Pro IQRA News Updates.
Warm weather is not expected to ease over the weekend with a probability of 24°C in south east Wales and around the Bristol Channel on Saturday and Sunday.
Other regions across the UK can look forward to temperatures reaching the high teens and early 20s.
Met Office forecaster Simon Partridge said high temperatures for a Bank Holiday weekend are rare in the predicted dry range.
“We’re getting there slowly. Hints of summer,” said Mr. Partridge. “As for a Bank Weekend, it’s very rare to be dry and sunny I think, so we’re not doing too badly.”
Rain is unlikely to bother the UK over the next few days, with Met Office Deputy Chief Stephen Keats saying indications are that dry, bright weather is likely to continue for most of the time – with little rain throughout next week.
The highest temperature in the UK on Friday was in Bainbridge with a high of 22.6C.
Meteorologists say the hottest days are yet to come, with temperatures expected to reach 24 degrees Celsius.
Cardiff recorded the highest temperature of 2023 on Monday at 23.4C.
Met Office chief meteorologist Poul Gundersen said: “The jet stream in the north of the UK prevents unstable weather systems and allows high pressure to take over, bringing fine weather to the vast majority of the UK.
“The current high pressure situation means we will see a westerly air flow over the UK, which is cooler in direction than if air was brought in from the south, regions like Spain or Africa.
“So it is very unlikely that we will reach heat wave conditions, but temperatures will still be warm, reaching into the low 20s for many, particularly in the southwest and south Wales.”
Meanwhile, travel experts warn of a busy time on the roads.
RAC spokesperson Rod Dennis said: “We fully expect families to make the most of the largely fine weather over the coming days, as we expect the late May Bank Holiday to be our busiest since before the pandemic.

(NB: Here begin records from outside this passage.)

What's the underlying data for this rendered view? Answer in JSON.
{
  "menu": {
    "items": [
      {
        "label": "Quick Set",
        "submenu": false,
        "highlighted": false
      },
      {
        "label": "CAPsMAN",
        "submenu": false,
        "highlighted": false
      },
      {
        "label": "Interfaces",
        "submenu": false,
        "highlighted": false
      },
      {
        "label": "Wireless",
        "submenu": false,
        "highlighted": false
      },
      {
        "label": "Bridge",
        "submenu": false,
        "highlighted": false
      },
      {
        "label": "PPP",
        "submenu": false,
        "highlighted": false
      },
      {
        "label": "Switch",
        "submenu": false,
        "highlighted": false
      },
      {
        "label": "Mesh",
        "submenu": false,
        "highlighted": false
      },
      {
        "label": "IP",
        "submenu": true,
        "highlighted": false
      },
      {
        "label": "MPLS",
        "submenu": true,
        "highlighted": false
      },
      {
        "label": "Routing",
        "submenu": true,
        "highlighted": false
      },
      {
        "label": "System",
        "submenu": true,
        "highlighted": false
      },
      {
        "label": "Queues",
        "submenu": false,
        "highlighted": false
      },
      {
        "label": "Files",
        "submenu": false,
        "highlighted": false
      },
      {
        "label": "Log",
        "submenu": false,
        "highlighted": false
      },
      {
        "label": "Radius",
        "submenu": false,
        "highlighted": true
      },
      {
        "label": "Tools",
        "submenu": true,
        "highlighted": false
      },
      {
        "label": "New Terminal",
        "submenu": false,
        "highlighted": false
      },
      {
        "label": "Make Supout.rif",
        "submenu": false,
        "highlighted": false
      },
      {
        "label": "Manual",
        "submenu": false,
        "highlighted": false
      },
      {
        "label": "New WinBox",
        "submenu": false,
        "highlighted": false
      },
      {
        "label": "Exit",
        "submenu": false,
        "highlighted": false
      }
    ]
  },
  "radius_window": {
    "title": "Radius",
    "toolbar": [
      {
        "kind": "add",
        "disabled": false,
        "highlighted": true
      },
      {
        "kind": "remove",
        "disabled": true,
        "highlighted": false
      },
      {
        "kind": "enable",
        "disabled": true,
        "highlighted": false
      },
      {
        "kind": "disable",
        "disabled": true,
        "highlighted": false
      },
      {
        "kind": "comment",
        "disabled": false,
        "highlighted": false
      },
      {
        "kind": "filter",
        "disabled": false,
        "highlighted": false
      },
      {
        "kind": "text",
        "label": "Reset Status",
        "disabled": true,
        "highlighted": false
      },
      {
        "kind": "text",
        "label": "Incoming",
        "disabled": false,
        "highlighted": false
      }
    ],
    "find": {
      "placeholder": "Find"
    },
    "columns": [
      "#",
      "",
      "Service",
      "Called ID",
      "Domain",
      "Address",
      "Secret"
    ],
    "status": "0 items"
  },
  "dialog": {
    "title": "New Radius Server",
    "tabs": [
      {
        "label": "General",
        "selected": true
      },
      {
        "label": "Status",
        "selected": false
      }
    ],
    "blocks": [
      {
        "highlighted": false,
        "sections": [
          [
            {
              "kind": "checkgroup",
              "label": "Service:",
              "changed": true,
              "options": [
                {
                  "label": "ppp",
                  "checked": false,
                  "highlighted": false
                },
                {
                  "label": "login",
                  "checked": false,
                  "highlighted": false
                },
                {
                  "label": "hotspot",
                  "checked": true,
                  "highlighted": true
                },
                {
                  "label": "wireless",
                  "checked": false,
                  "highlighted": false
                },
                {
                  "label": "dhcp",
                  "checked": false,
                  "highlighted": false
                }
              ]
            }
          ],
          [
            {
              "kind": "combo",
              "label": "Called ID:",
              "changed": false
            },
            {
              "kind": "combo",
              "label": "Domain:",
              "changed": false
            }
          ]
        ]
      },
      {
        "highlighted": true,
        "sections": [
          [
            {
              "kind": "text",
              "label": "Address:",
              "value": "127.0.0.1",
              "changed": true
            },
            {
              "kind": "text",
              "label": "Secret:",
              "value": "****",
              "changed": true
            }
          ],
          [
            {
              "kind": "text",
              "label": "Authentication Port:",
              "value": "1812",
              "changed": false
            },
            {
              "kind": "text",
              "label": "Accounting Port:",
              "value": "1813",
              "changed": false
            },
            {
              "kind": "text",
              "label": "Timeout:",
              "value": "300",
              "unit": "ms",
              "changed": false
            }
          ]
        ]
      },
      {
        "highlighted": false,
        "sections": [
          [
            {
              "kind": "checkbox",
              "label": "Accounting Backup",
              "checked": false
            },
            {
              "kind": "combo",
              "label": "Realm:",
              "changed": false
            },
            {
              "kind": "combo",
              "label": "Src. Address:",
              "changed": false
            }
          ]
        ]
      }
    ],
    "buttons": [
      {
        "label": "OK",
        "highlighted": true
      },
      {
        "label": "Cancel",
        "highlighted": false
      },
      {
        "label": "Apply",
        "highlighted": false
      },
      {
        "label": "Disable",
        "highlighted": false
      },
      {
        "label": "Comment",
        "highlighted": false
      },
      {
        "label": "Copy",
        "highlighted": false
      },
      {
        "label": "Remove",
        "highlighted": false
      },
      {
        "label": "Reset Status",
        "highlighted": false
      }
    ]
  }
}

“In the next week-and-a-half in many parts of the UK day trips will also be a huge advantage as roads to the coasts and countryside become more crowded.
“Going away early in the morning or delaying flights until the evening is the best way to avoid the inevitable delays.
“Nobody wants a meltdown that gets them down and spend time with family and friends, yet a lot of the jobs our patrols are out for could be completely avoided if drivers completed just a few more checks before they head out onto the open road.
“Making sure the oil and coolant levels are where they should be is essential, as is checking the tires are free of damage and properly inflated.”